PROVIDED RECORDS section start
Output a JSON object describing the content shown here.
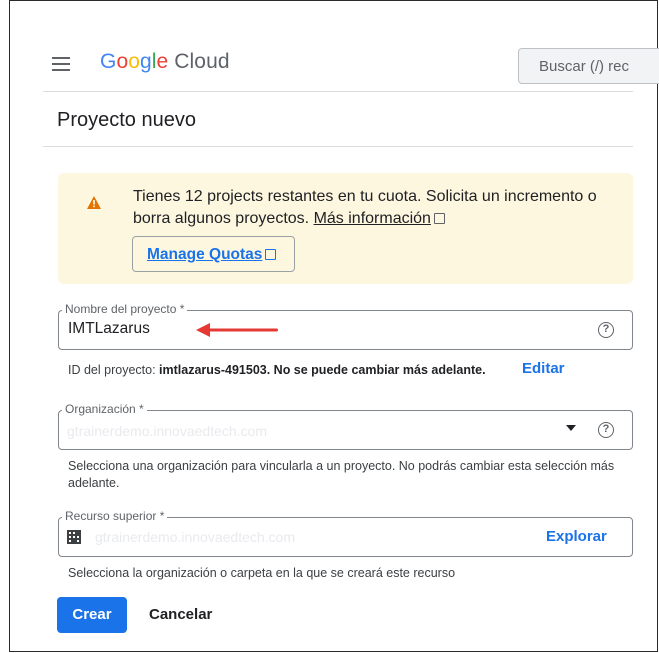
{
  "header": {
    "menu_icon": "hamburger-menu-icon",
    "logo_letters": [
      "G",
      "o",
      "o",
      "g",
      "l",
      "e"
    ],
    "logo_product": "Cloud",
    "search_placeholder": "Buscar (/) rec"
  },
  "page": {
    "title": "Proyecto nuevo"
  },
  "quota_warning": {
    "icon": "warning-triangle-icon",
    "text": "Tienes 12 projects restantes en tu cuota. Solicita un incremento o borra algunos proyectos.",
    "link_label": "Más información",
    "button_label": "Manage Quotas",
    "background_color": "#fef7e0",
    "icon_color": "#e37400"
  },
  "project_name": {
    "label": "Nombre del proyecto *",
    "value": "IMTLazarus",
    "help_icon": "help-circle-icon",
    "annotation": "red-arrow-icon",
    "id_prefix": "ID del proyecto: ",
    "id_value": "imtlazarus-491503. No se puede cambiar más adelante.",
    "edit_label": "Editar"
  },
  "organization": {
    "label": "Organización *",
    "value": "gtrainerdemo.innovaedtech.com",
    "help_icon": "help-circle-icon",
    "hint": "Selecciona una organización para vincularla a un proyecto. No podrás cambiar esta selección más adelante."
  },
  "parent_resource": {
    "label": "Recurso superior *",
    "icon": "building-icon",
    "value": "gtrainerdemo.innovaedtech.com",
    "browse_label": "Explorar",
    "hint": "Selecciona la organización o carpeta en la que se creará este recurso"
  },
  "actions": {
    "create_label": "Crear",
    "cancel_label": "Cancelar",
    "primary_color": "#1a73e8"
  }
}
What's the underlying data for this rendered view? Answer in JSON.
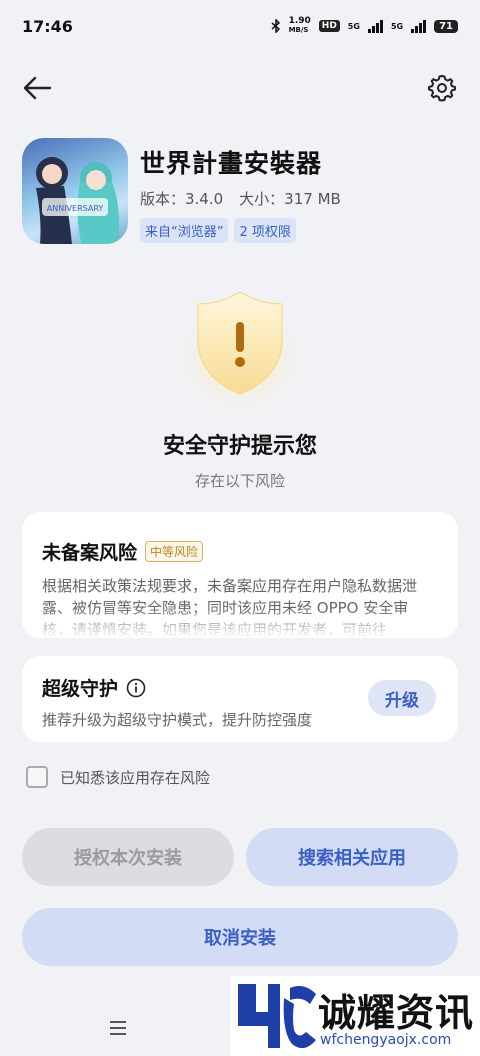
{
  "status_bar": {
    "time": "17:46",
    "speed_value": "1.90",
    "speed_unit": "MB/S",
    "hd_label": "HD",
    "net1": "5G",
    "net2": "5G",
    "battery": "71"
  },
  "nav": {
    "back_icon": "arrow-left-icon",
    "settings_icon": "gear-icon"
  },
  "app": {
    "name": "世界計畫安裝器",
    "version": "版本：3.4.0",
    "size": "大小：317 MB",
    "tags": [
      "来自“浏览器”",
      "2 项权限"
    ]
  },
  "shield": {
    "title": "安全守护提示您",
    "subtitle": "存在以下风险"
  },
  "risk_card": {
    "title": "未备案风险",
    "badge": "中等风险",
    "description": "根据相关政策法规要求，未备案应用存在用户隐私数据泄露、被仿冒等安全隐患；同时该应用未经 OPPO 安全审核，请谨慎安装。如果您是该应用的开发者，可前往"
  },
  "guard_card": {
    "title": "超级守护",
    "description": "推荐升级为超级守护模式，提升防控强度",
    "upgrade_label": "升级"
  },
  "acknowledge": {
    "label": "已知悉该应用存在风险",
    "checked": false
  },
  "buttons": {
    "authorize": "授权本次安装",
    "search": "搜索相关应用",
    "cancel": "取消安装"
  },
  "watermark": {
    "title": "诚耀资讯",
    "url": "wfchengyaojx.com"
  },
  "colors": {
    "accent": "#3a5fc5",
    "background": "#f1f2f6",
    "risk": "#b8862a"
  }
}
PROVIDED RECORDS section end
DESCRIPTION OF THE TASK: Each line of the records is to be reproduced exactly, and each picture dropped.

EXERCISE RESPONSE:
Output a JSON object describing the content shown here.
{
  "header": {
    "menu_icon": "hamburger-menu-icon",
    "logo_letters": [
      "G",
      "o",
      "o",
      "g",
      "l",
      "e"
    ],
    "logo_product": "Cloud",
    "search_placeholder": "Buscar (/) rec"
  },
  "page": {
    "title": "Proyecto nuevo"
  },
  "quota_warning": {
    "icon": "warning-triangle-icon",
    "text": "Tienes 12 projects restantes en tu cuota. Solicita un incremento o borra algunos proyectos.",
    "link_label": "Más información",
    "button_label": "Manage Quotas",
    "background_color": "#fef7e0",
    "icon_color": "#e37400"
  },
  "project_name": {
    "label": "Nombre del proyecto *",
    "value": "IMTLazarus",
    "help_icon": "help-circle-icon",
    "annotation": "red-arrow-icon",
    "id_prefix": "ID del proyecto: ",
    "id_value": "imtlazarus-491503. No se puede cambiar más adelante.",
    "edit_label": "Editar"
  },
  "organization": {
    "label": "Organización *",
    "value": "gtrainerdemo.innovaedtech.com",
    "help_icon": "help-circle-icon",
    "hint": "Selecciona una organización para vincularla a un proyecto. No podrás cambiar esta selección más adelante."
  },
  "parent_resource": {
    "label": "Recurso superior *",
    "icon": "building-icon",
    "value": "gtrainerdemo.innovaedtech.com",
    "browse_label": "Explorar",
    "hint": "Selecciona la organización o carpeta en la que se creará este recurso"
  },
  "actions": {
    "create_label": "Crear",
    "cancel_label": "Cancelar",
    "primary_color": "#1a73e8"
  }
}
What's the underlying data for this rendered view? Answer in JSON.
{
  "status_bar": {
    "time": "17:46",
    "speed_value": "1.90",
    "speed_unit": "MB/S",
    "hd_label": "HD",
    "net1": "5G",
    "net2": "5G",
    "battery": "71"
  },
  "nav": {
    "back_icon": "arrow-left-icon",
    "settings_icon": "gear-icon"
  },
  "app": {
    "name": "世界計畫安裝器",
    "version": "版本：3.4.0",
    "size": "大小：317 MB",
    "tags": [
      "来自“浏览器”",
      "2 项权限"
    ]
  },
  "shield": {
    "title": "安全守护提示您",
    "subtitle": "存在以下风险"
  },
  "risk_card": {
    "title": "未备案风险",
    "badge": "中等风险",
    "description": "根据相关政策法规要求，未备案应用存在用户隐私数据泄露、被仿冒等安全隐患；同时该应用未经 OPPO 安全审核，请谨慎安装。如果您是该应用的开发者，可前往"
  },
  "guard_card": {
    "title": "超级守护",
    "description": "推荐升级为超级守护模式，提升防控强度",
    "upgrade_label": "升级"
  },
  "acknowledge": {
    "label": "已知悉该应用存在风险",
    "checked": false
  },
  "buttons": {
    "authorize": "授权本次安装",
    "search": "搜索相关应用",
    "cancel": "取消安装"
  },
  "watermark": {
    "title": "诚耀资讯",
    "url": "wfchengyaojx.com"
  },
  "colors": {
    "accent": "#3a5fc5",
    "background": "#f1f2f6",
    "risk": "#b8862a"
  }
}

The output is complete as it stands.